We begin a new series which will journey through the Exodus narrative as it relates to spiritual formation, soul care, and human maturity.
“In the end is my beginning” (T.S. Eliot, East Coker, Four Quartets).
One of my favorite poets, David Whyte, never tires of reminding his readers that innocence always precedes (and ought to always pervade) experience. For Dorothy, before the tornado it was a quiet day in Kansas. For Frodo and Sam, the Shire preceded Mordor. For Peter, Susan, Edmund, and Lucy, the safety of Professor Kirk’s house preceded the battle for Narnia.
And before the Fall, there was Eden.
Eden represents a place of security, satisfaction, and innocence. It is a kind of womb, providing just the right environment to thrive. And despite our best attempts to theologize away innocence, we cannot seem to rid our minds of Eden’s blessed memory. Before original sin, Henri Nouwen reminds us, was original blessing. C.S. Lewis anchors human desire in Eden’s relentless heart-pang. Hope emerges from a heart that believes that it was made for something more. Irrevocably stamped on our humanity is God’s image, anchoring us in our original vocation to rule and relate on the King’s behalf. Hidden beneath the depravity of experience is a relentless reminder of human dignity and original innocence.
And not even the Exodus story, with its narrative of slavery and salvation, can begin without Eden’s memory. One of my favorite commentators on Exodus, Pete Enns, reminds us that Israel was brought into Egypt, of all places, to thrive. Exodus 1:7 could very well have been lifted from the first two chapters of Genesis: “But the people of Israel were fruitful and increased greatly; they multiplied and grew exceedingly strong, so that the land was filled with them” (ESV). Wow. Egypt itself offered tastes of Eden’s happy memory.
In fact, Jewish scholars have pointed to a tradition which viewed Egypt as a kind of womb which grew too small for the growing child Israel. Though safe and secure for a time, she would not ultimately thrive in Egypt’s cloistered confines. Though a reach, this Jewish tradition of thought, at the very least, recalls the important fact that Moses told his story in such a way as to emphasize original blessing before tragedy.

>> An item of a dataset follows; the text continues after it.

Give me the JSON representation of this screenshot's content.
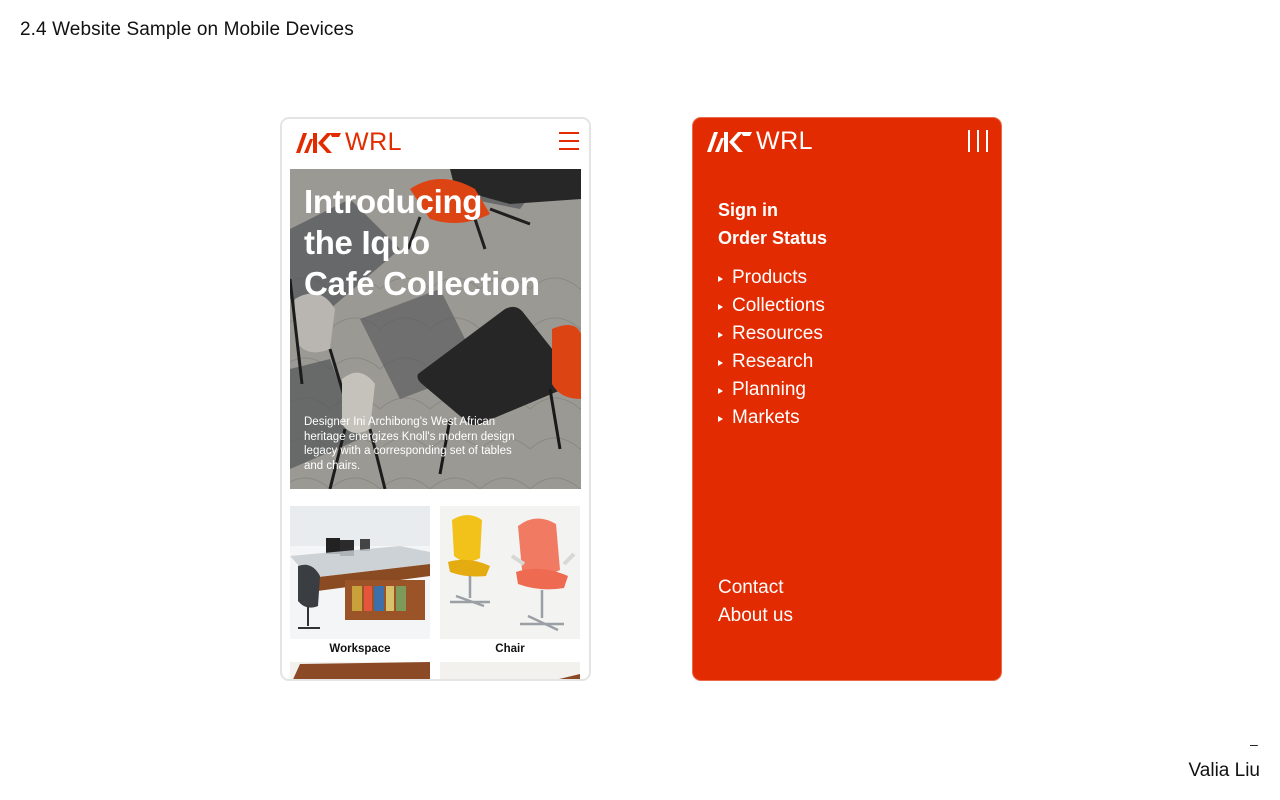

In this sense, Old Testament commentators have noted that Exodus 1 is a story of new creation.
This New Exodus paradigm for soul care and spiritual formation that I propose, then, is anchored first and foremost in creation. This Edenic anchor reminds us, time and again, how the world was meant to be. As theologian Cornelius Plantinga notes, all brokenness that precedes after the Fall is thus a “vandalism” of the original blessing and “shalom” of Eden.
Without this anchor, sin and struggle make the headlines of the New Exodus story. With this anchor, longing and hope characterize the human journey from its Egyptian enslavement to its Edenic union.
What reality anchors your story? Has the difficulty of your experience dimmed your memory of Eden? Or can you sense, beneath the pain, an inkling of holy desire which reminds you of the way life is supposed to be?
Perhaps you’ve experienced an “Egypt” – a place of slavery – which originally seemed to be a blessing. Many good things can become enslaving – relationships, food, sex, ministry, work. Can you see what you originally longed for in the thing that now enslaves you? What good thing did you first desire?